Task description — All of the records below should be output exactly.

Element data from apps and pages —
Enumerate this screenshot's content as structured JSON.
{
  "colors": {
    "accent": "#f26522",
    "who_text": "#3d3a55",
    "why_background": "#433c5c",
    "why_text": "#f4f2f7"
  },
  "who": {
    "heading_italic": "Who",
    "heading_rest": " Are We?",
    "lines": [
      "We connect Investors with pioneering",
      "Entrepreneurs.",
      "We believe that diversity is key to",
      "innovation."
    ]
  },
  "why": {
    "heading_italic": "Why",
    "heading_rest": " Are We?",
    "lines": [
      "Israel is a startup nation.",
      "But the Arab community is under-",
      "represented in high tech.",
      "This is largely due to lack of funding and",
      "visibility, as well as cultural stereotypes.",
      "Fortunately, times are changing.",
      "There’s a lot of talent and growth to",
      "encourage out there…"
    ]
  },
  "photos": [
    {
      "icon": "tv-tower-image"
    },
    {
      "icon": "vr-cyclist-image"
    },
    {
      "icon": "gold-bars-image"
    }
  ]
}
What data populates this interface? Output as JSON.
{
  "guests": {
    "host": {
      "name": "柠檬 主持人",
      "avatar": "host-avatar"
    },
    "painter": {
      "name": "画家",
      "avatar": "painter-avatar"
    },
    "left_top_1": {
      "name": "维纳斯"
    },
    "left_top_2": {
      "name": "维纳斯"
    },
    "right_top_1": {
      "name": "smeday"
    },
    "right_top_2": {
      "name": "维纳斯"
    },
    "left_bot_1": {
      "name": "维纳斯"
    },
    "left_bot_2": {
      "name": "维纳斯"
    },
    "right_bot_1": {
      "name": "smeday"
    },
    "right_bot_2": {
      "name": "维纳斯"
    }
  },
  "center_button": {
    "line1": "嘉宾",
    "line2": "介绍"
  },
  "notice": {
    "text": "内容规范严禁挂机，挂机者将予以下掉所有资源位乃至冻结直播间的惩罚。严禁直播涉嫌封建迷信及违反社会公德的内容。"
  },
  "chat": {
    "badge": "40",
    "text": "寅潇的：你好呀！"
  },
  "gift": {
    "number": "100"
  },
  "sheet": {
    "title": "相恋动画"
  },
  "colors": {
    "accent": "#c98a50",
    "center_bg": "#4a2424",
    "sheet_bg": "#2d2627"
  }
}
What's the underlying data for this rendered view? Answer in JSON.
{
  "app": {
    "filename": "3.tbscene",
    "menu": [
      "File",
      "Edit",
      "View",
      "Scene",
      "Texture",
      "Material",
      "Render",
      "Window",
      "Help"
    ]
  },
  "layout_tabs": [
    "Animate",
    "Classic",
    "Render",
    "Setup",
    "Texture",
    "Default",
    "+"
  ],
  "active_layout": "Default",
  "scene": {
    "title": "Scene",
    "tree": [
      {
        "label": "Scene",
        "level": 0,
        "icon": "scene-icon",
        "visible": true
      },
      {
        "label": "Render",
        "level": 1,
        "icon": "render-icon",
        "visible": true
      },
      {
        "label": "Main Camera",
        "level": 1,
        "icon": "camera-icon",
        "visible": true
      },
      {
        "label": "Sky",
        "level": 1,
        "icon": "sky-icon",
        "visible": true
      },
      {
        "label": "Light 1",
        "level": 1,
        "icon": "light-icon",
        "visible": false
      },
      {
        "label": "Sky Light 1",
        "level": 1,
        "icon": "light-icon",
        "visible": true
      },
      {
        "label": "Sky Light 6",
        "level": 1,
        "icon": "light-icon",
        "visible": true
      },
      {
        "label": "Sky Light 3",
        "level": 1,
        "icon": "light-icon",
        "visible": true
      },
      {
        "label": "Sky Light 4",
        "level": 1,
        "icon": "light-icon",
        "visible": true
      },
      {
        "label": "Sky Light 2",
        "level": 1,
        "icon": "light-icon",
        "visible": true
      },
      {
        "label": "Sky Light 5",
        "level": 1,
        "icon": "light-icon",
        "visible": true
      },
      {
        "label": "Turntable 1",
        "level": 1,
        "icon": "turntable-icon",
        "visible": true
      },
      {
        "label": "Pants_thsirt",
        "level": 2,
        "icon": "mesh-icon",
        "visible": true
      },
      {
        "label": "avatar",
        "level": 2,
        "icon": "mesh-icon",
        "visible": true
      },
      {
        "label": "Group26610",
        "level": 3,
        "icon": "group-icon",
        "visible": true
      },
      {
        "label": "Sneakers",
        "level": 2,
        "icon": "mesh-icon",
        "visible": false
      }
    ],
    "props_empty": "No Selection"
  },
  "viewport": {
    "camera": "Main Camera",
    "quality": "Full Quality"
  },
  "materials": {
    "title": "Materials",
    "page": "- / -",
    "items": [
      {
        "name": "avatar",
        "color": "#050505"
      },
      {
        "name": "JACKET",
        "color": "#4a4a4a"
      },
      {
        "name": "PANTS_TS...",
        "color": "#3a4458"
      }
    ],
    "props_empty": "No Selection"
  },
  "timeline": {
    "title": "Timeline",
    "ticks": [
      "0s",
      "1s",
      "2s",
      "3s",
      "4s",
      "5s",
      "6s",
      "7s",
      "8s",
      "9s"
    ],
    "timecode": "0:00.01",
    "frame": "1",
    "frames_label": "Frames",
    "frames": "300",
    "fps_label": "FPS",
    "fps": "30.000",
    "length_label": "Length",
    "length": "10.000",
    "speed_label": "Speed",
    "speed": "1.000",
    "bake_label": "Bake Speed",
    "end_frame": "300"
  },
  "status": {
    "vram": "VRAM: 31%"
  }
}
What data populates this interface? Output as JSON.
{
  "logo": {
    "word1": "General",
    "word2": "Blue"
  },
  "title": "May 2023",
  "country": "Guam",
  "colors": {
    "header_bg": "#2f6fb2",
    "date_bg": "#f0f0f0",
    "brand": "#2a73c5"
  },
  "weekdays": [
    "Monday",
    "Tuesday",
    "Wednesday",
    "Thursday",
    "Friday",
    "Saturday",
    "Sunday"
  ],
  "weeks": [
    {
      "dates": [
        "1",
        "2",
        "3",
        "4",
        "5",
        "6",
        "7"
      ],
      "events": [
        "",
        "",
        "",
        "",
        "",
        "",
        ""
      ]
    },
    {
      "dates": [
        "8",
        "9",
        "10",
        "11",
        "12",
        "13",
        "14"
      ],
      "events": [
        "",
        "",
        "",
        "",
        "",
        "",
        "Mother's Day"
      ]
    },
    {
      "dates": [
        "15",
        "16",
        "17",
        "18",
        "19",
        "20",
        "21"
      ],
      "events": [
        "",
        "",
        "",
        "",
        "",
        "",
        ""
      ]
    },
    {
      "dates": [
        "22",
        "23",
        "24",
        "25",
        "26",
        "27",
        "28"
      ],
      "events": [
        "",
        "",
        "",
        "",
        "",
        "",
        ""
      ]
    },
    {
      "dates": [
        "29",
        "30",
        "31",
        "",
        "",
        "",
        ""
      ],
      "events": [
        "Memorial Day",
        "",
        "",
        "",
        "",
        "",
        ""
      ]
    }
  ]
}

Exercise solution —
Enumerate this screenshot's content as structured JSON.
{
  "colors": {
    "accent": "#f26522",
    "who_text": "#3d3a55",
    "why_background": "#433c5c",
    "why_text": "#f4f2f7"
  },
  "who": {
    "heading_italic": "Who",
    "heading_rest": " Are We?",
    "lines": [
      "We connect Investors with pioneering",
      "Entrepreneurs.",
      "We believe that diversity is key to",
      "innovation."
    ]
  },
  "why": {
    "heading_italic": "Why",
    "heading_rest": " Are We?",
    "lines": [
      "Israel is a startup nation.",
      "But the Arab community is under-",
      "represented in high tech.",
      "This is largely due to lack of funding and",
      "visibility, as well as cultural stereotypes.",
      "Fortunately, times are changing.",
      "There’s a lot of talent and growth to",
      "encourage out there…"
    ]
  },
  "photos": [
    {
      "icon": "tv-tower-image"
    },
    {
      "icon": "vr-cyclist-image"
    },
    {
      "icon": "gold-bars-image"
    }
  ]
}
What data populates this interface? Output as JSON.
{
  "guests": {
    "host": {
      "name": "柠檬 主持人",
      "avatar": "host-avatar"
    },
    "painter": {
      "name": "画家",
      "avatar": "painter-avatar"
    },
    "left_top_1": {
      "name": "维纳斯"
    },
    "left_top_2": {
      "name": "维纳斯"
    },
    "right_top_1": {
      "name": "smeday"
    },
    "right_top_2": {
      "name": "维纳斯"
    },
    "left_bot_1": {
      "name": "维纳斯"
    },
    "left_bot_2": {
      "name": "维纳斯"
    },
    "right_bot_1": {
      "name": "smeday"
    },
    "right_bot_2": {
      "name": "维纳斯"
    }
  },
  "center_button": {
    "line1": "嘉宾",
    "line2": "介绍"
  },
  "notice": {
    "text": "内容规范严禁挂机，挂机者将予以下掉所有资源位乃至冻结直播间的惩罚。严禁直播涉嫌封建迷信及违反社会公德的内容。"
  },
  "chat": {
    "badge": "40",
    "text": "寅潇的：你好呀！"
  },
  "gift": {
    "number": "100"
  },
  "sheet": {
    "title": "相恋动画"
  },
  "colors": {
    "accent": "#c98a50",
    "center_bg": "#4a2424",
    "sheet_bg": "#2d2627"
  }
}
What's the underlying data for this rendered view? Answer in JSON.
{
  "app": {
    "filename": "3.tbscene",
    "menu": [
      "File",
      "Edit",
      "View",
      "Scene",
      "Texture",
      "Material",
      "Render",
      "Window",
      "Help"
    ]
  },
  "layout_tabs": [
    "Animate",
    "Classic",
    "Render",
    "Setup",
    "Texture",
    "Default",
    "+"
  ],
  "active_layout": "Default",
  "scene": {
    "title": "Scene",
    "tree": [
      {
        "label": "Scene",
        "level": 0,
        "icon": "scene-icon",
        "visible": true
      },
      {
        "label": "Render",
        "level": 1,
        "icon": "render-icon",
        "visible": true
      },
      {
        "label": "Main Camera",
        "level": 1,
        "icon": "camera-icon",
        "visible": true
      },
      {
        "label": "Sky",
        "level": 1,
        "icon": "sky-icon",
        "visible": true
      },
      {
        "label": "Light 1",
        "level": 1,
        "icon": "light-icon",
        "visible": false
      },
      {
        "label": "Sky Light 1",
        "level": 1,
        "icon": "light-icon",
        "visible": true
      },
      {
        "label": "Sky Light 6",
        "level": 1,
        "icon": "light-icon",
        "visible": true
      },
      {
        "label": "Sky Light 3",
        "level": 1,
        "icon": "light-icon",
        "visible": true
      },
      {
        "label": "Sky Light 4",
        "level": 1,
        "icon": "light-icon",
        "visible": true
      },
      {
        "label": "Sky Light 2",
        "level": 1,
        "icon": "light-icon",
        "visible": true
      },
      {
        "label": "Sky Light 5",
        "level": 1,
        "icon": "light-icon",
        "visible": true
      },
      {
        "label": "Turntable 1",
        "level": 1,
        "icon": "turntable-icon",
        "visible": true
      },
      {
        "label": "Pants_thsirt",
        "level": 2,
        "icon": "mesh-icon",
        "visible": true
      },
      {
        "label": "avatar",
        "level": 2,
        "icon": "mesh-icon",
        "visible": true
      },
      {
        "label": "Group26610",
        "level": 3,
        "icon": "group-icon",
        "visible": true
      },
      {
        "label": "Sneakers",
        "level": 2,
        "icon": "mesh-icon",
        "visible": false
      }
    ],
    "props_empty": "No Selection"
  },
  "viewport": {
    "camera": "Main Camera",
    "quality": "Full Quality"
  },
  "materials": {
    "title": "Materials",
    "page": "- / -",
    "items": [
      {
        "name": "avatar",
        "color": "#050505"
      },
      {
        "name": "JACKET",
        "color": "#4a4a4a"
      },
      {
        "name": "PANTS_TS...",
        "color": "#3a4458"
      }
    ],
    "props_empty": "No Selection"
  },
  "timeline": {
    "title": "Timeline",
    "ticks": [
      "0s",
      "1s",
      "2s",
      "3s",
      "4s",
      "5s",
      "6s",
      "7s",
      "8s",
      "9s"
    ],
    "timecode": "0:00.01",
    "frame": "1",
    "frames_label": "Frames",
    "frames": "300",
    "fps_label": "FPS",
    "fps": "30.000",
    "length_label": "Length",
    "length": "10.000",
    "speed_label": "Speed",
    "speed": "1.000",
    "bake_label": "Bake Speed",
    "end_frame": "300"
  },
  "status": {
    "vram": "VRAM: 31%"
  }
}
What data populates this interface? Output as JSON.
{
  "logo": {
    "word1": "General",
    "word2": "Blue"
  },
  "title": "May 2023",
  "country": "Guam",
  "colors": {
    "header_bg": "#2f6fb2",
    "date_bg": "#f0f0f0",
    "brand": "#2a73c5"
  },
  "weekdays": [
    "Monday",
    "Tuesday",
    "Wednesday",
    "Thursday",
    "Friday",
    "Saturday",
    "Sunday"
  ],
  "weeks": [
    {
      "dates": [
        "1",
        "2",
        "3",
        "4",
        "5",
        "6",
        "7"
      ],
      "events": [
        "",
        "",
        "",
        "",
        "",
        "",
        ""
      ]
    },
    {
      "dates": [
        "8",
        "9",
        "10",
        "11",
        "12",
        "13",
        "14"
      ],
      "events": [
        "",
        "",
        "",
        "",
        "",
        "",
        "Mother's Day"
      ]
    },
    {
      "dates": [
        "15",
        "16",
        "17",
        "18",
        "19",
        "20",
        "21"
      ],
      "events": [
        "",
        "",
        "",
        "",
        "",
        "",
        ""
      ]
    },
    {
      "dates": [
        "22",
        "23",
        "24",
        "25",
        "26",
        "27",
        "28"
      ],
      "events": [
        "",
        "",
        "",
        "",
        "",
        "",
        ""
      ]
    },
    {
      "dates": [
        "29",
        "30",
        "31",
        "",
        "",
        "",
        ""
      ],
      "events": [
        "Memorial Day",
        "",
        "",
        "",
        "",
        "",
        ""
      ]
    }
  ]
}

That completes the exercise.